How would you say you’ve grown as a designer since leaving NUA?

I’ve definitely continued to train my eye and ability since leaving Norwich. In no way does design education and development stop once you finish university.

Getting a job in the creative industry is notoriously competitive, and a tough obstacle for a lot of graduates to face. What advice would you give to anyone about to graduate and begin looking for a job in the creative industry – how can they stand out?

Get your work looking as good as possible. Then the work will stand out by itself. And then when you email people, make sure the email is personal and to the point. (Also don’t be afraid to follow up – sometimes people are just busy.)

I would also say for those not yet graduating, to make the most of the time and put your focus on doing good work rather than focusing solely on the grades. I’ve never been asked for my grade – people only want to see my portfolio.

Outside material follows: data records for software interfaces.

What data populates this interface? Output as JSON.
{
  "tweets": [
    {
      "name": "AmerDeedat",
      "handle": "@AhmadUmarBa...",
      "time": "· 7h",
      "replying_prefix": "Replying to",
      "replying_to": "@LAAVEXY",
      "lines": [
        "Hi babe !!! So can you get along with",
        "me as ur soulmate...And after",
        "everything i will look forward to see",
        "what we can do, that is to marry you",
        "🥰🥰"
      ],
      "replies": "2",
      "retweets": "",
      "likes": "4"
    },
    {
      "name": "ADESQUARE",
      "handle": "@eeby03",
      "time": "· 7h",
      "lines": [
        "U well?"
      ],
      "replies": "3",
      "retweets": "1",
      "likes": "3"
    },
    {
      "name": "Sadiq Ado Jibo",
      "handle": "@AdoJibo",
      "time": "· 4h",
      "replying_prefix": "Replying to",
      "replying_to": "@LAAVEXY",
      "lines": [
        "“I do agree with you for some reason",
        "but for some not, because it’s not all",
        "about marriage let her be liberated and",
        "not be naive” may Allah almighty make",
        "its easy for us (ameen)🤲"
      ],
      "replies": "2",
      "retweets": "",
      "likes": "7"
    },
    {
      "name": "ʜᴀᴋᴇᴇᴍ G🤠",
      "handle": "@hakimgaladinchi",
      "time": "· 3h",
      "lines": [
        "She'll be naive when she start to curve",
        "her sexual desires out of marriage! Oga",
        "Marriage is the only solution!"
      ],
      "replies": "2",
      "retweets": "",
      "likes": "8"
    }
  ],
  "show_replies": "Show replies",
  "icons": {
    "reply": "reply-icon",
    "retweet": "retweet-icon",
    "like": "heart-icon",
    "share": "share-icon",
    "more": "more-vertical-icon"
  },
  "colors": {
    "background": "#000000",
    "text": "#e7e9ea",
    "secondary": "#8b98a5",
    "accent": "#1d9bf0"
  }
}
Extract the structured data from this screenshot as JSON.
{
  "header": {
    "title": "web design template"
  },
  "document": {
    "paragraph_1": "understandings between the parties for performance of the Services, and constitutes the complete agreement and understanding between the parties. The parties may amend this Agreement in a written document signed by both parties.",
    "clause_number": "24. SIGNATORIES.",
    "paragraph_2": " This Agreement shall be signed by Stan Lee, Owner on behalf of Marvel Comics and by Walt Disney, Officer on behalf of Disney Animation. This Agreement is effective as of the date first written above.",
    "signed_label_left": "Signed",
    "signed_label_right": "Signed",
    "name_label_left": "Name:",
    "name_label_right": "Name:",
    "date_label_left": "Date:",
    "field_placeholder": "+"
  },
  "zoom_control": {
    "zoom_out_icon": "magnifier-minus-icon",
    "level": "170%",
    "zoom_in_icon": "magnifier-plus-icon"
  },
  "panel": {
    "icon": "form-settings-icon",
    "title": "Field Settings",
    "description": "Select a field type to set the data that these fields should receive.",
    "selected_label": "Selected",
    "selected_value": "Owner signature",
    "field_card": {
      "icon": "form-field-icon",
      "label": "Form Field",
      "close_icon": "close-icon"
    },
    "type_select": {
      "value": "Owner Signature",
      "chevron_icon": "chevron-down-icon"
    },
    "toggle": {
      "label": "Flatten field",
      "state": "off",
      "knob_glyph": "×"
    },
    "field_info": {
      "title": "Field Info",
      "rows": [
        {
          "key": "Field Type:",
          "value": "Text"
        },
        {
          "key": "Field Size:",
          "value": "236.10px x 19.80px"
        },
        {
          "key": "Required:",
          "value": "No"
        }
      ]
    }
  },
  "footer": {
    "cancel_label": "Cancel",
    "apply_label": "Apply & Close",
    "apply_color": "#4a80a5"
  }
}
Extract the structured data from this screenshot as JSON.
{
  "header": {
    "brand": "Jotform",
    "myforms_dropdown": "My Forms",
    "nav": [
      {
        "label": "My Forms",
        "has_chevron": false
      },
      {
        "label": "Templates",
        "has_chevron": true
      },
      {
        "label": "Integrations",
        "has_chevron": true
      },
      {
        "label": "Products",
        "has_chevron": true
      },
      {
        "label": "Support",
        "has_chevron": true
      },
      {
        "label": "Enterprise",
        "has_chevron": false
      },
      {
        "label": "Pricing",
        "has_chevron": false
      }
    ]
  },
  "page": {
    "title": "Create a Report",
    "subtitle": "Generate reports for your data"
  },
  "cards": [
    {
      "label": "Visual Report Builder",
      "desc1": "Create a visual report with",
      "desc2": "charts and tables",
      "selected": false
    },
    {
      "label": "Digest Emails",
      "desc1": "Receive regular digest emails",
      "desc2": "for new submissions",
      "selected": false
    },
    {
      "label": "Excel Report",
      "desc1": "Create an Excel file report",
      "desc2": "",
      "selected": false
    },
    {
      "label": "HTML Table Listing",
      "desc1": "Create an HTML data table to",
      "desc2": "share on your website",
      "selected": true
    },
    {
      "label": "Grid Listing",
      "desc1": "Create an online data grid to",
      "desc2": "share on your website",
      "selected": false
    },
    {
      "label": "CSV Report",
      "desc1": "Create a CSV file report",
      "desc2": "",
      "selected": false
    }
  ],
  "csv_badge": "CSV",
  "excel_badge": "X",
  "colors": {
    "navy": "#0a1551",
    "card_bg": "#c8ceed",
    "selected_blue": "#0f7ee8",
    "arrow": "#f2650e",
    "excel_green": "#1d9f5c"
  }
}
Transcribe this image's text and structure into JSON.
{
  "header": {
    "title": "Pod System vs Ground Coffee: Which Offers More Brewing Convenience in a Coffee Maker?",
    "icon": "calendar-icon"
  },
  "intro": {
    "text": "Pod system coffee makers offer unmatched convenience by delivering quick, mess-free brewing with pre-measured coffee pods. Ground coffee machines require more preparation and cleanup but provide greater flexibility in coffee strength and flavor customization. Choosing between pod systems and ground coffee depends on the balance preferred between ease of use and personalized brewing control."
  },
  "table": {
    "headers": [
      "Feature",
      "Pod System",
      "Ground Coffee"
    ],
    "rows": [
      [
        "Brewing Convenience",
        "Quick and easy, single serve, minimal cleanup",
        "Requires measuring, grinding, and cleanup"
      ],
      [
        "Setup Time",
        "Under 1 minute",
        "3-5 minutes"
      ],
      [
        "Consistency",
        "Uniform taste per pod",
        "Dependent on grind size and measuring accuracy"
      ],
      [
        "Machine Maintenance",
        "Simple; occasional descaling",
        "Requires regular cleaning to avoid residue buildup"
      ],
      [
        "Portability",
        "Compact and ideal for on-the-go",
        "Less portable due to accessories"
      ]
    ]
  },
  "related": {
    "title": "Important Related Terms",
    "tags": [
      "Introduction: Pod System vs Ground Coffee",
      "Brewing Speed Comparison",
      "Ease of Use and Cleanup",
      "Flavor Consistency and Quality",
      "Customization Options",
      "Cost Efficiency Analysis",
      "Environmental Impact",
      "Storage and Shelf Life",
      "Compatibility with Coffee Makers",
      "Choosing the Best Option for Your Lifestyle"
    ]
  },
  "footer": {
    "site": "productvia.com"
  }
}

The sooner you shift your attention to trying to make your work as good as possible, the more ready you’ll be for the real world.

You can explore more of Lyam’s work on his website and Instagram.

Explore BA (Hons) Graphic Design